You can always calm down in a forest. But what if these kinds of sensory effects were also available in a therapeutic virtual reality that guides our emotions? In an environment where you could choose what kind of negative or unpleasant emotion you want to get rid of? This futuristic vision is now becoming reality.
In central Lohja, in his office on the ground floor of an apartment building, digital artist Tomi Paijo is putting the finishing touches to a virtual experience that is meant to be both calming and energizing. Paijo gives me a sturdy VR headset that is connected to his computer, and starts Binaural Odyssey. The dimly lit office disappears, as the journey to the world of binaural sound and fascinating, floating shapes and colours begins.
–The virtual world reacts to the eyes of the viewer and creates visual shapes from whichever direction the user looks at. This also tests the reactivity between the user and the VR world.
The aim of Binaural Odyssey is to create and guide the user’s emotions.
– This project, created together with Yle Sandbox, looks into how virtual reality can be used to stimulate the user’s senses.
– Where is the line of sensory stimulus? Can auditory and visual stimuli have a therapeutic effect? How about meditation? Exaltation? Binaural Odyssey also includes some psychedelic features without causing physical nausea, apart from maybe for the most highly sensitive people, Paijo says.
The project has been made on Unreal Engine, which according to Paijo shows that game engines can be used to create independent art without any gaming context. Abstract colours, lights and sounds surround the user in a way that traditional visual arts cannot possibly achieve. The project shows the potential of new technologies as an art form. According to Paijo, it will be interesting to see what kind of experiences these technologies can be used to create when they are released from serving the gaming industry and used to produce for example art and therapy.

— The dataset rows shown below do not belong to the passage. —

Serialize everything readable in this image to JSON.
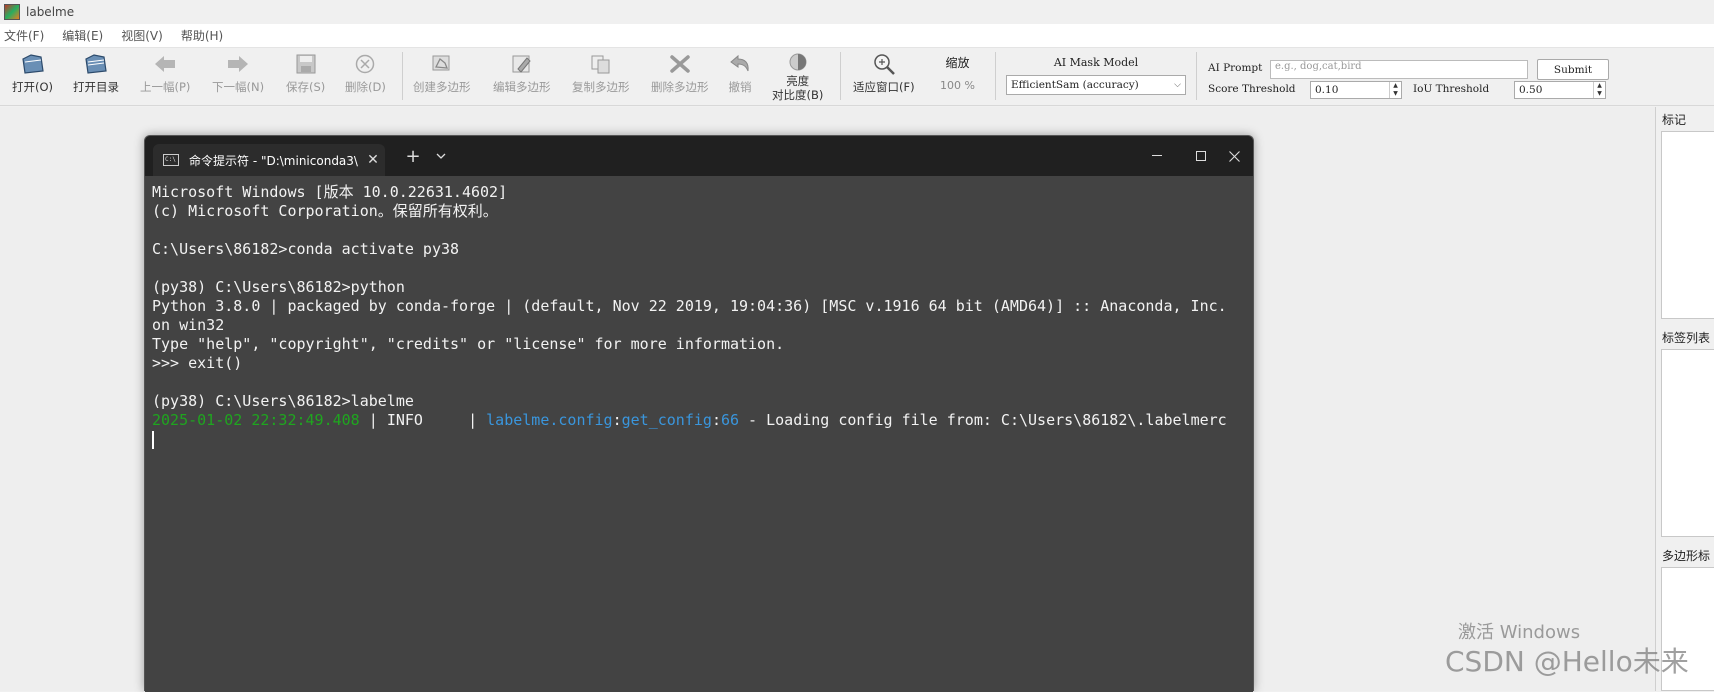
{
  "window": {
    "title": "labelme"
  },
  "menu": [
    {
      "label": "文件(F)"
    },
    {
      "label": "编辑(E)"
    },
    {
      "label": "视图(V)"
    },
    {
      "label": "帮助(H)"
    }
  ],
  "toolbar": {
    "open": "打开(O)",
    "open_dir": "打开目录",
    "prev": "上一幅(P)",
    "next": "下一幅(N)",
    "save": "保存(S)",
    "delete": "删除(D)",
    "create_poly": "创建多边形",
    "edit_poly": "编辑多边形",
    "copy_poly": "复制多边形",
    "delete_poly": "删除多边形",
    "undo": "撤销",
    "brightness_1": "亮度",
    "brightness_2": "对比度(B)",
    "fit_window": "适应窗口(F)",
    "zoom_label": "缩放",
    "zoom_value": "100 %",
    "ai_mask_label": "AI Mask Model",
    "ai_mask_value": "EfficientSam (accuracy)",
    "ai_prompt_label": "AI Prompt",
    "ai_prompt_placeholder": "e.g., dog,cat,bird",
    "submit": "Submit",
    "score_label": "Score Threshold",
    "score_value": "0.10",
    "iou_label": "IoU Threshold",
    "iou_value": "0.50"
  },
  "dock": {
    "flags_title": "标记",
    "labels_title": "标签列表",
    "polygons_title": "多边形标"
  },
  "terminal": {
    "tab_title": "命令提示符 - \"D:\\miniconda3\\",
    "lines": [
      "Microsoft Windows [版本 10.0.22631.4602]",
      "(c) Microsoft Corporation。保留所有权利。",
      "",
      "C:\\Users\\86182>conda activate py38",
      "",
      "(py38) C:\\Users\\86182>python",
      "Python 3.8.0 | packaged by conda-forge | (default, Nov 22 2019, 19:04:36) [MSC v.1916 64 bit (AMD64)] :: Anaconda, Inc.",
      "on win32",
      "Type \"help\", \"copyright\", \"credits\" or \"license\" for more information.",
      ">>> exit()",
      "",
      "(py38) C:\\Users\\86182>labelme"
    ],
    "log": {
      "timestamp": "2025-01-02 22:32:49.408",
      "sep1": " | ",
      "level": "INFO    ",
      "sep2": " | ",
      "module": "labelme.config",
      "colon1": ":",
      "func": "get_config",
      "colon2": ":",
      "lineno": "66",
      "message": " - Loading config file from: C:\\Users\\86182\\.labelmerc"
    }
  },
  "watermark": {
    "activate": "激活 Windows",
    "csdn": "CSDN @Hello未来"
  }
}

Artistic experience or therapy?
But can senses really be affected in a virtual world? Yes, says Kaija Puura, professor in child psychology in the University of Tampere.
Studies have shown that music and different visual elements, such as nature photos, can have a calming effect on the mind and body.
– In a virtual environment, vision can be utilized for example by having the user watch an image that grows and diminishes in the rhythm of their breathing in order to support focusing on the breathing. We also want to test whether speech, meant to be relaxing and meditative, is more effective in a virtual environment. It would also be interesting to see if a binaural audio stimulus can be as relaxing without speech.
Kaija Puura’s test ground is the sensory room that utilizes virtual reality and was built in the Tampere University Hospital early 2020.
Immersion – the feeling of being there
And this is the gist of virtual reality – in virtual reality, you are transferred to a perfectly immersive world, almost another reality, where you can truly feel you are actually there.
However, Markku Turunen professor of interactive technology in University of Tampere points out that VR technology is still in development. It does have great potential, but it also has flaws. For example, there are varying kinds of VR headsets, and many of them are lacking in features.
Researchers are working on these problems, and Turunen believes the technological quality of headsets will improve drastically already in the near future.
The technology is already advanced enough to create VR content, and it’s mostly created for gaming industry and education.
– There are a lot of possibilities and potential. However, Turunen points out, we have to be a bit more careful moving forward in this field, as there are risks involved in not knowing about the dangers of long-term use. Therefore, we need studies and tests that will provide information on both the positive and negative effects of virtual reality.
Why should sounds and images be a part of virtual reality?
– Virtually, we can create safe ”training environments” where people can face for example their fears knowing that it’s always possible to leave the situation as well as return to it as many times as needed. Because the virtual situation can be recreated repeatedly exactly the same way, it’s easier for the user to become aware of their own dysfunctional behaviour and learn a new behavioural pattern when controlling anxiety or aggression, for example, says Puura.
Veikko Surakka, professor of interactive technology, observes Katri Salminen, who has donned VR gear. The photo aims to show what the VR user sees when operating in virtual reality.
Let’s return to Lohja and Paijo’s office. What are his hopes for the future of virtual reality?
– The Binaural Odyssey could be developed in two ways.
In the future, it could be possible to measure the bodily reactions of the subject and then ”feed” them back in the ”virtual piece of art”. The experience would depend on the reactions of the human body, and it could be guided in the wanted direction.
Another fascinating possibility, according to Paijo, would be a communal experience where a group of people would experience Binaural Odyssey together while guiding it together, interactively.
Do you own a VR set connected to your PC? Try a virtual journey in the world of binaural sounds and moving shapes. Download Binaural Odyssey on Steam and answer the survey of University of Tampere faculty of interactive technology on how Binaural Odyssey relaxed you and eased your stress.
– The survey will provide basic information on how the users subjectively experience the virtual world. Based on that, we can see whether we are on the right path or whether there is something we need to develop further in order to make the experience truly immersive, Turunen says.